— What to work on —
Go through the records and show each line where the word "Azure" occurs.

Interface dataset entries
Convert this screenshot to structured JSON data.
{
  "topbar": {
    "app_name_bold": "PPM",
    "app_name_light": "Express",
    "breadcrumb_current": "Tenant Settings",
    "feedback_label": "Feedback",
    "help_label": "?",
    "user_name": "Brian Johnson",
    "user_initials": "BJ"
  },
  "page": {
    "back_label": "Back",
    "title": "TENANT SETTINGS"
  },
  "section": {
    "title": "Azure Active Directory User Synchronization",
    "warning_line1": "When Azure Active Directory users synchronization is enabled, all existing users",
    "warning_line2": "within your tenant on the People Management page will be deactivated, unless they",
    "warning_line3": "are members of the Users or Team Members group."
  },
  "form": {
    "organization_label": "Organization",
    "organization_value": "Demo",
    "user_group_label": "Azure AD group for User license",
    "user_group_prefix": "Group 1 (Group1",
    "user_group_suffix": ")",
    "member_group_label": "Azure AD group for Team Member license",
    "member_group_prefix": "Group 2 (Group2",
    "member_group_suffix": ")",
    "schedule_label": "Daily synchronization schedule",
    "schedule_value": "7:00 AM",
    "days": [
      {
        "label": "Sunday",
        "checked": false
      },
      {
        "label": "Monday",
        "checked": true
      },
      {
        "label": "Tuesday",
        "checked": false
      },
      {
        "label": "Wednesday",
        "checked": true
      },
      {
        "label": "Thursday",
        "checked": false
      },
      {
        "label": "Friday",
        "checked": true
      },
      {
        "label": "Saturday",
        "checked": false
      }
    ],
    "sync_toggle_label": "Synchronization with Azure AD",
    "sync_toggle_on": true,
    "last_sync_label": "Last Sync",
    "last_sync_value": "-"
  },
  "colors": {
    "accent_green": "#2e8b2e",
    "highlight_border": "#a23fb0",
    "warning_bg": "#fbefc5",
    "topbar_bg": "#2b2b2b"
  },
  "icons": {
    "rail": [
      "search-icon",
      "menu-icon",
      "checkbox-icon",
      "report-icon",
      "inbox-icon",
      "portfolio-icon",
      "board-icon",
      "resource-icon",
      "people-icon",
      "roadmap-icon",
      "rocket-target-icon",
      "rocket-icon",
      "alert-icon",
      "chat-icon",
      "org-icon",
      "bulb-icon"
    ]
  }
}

— Answer —
    "title": "Azure Active Directory User Synchronization",
    "warning_line1": "When Azure Active Directory users synchronization is enabled, all existing users",
    "user_group_label": "Azure AD group for User license",
    "member_group_label": "Azure AD group for Team Member license",
    "sync_toggle_label": "Synchronization with Azure AD",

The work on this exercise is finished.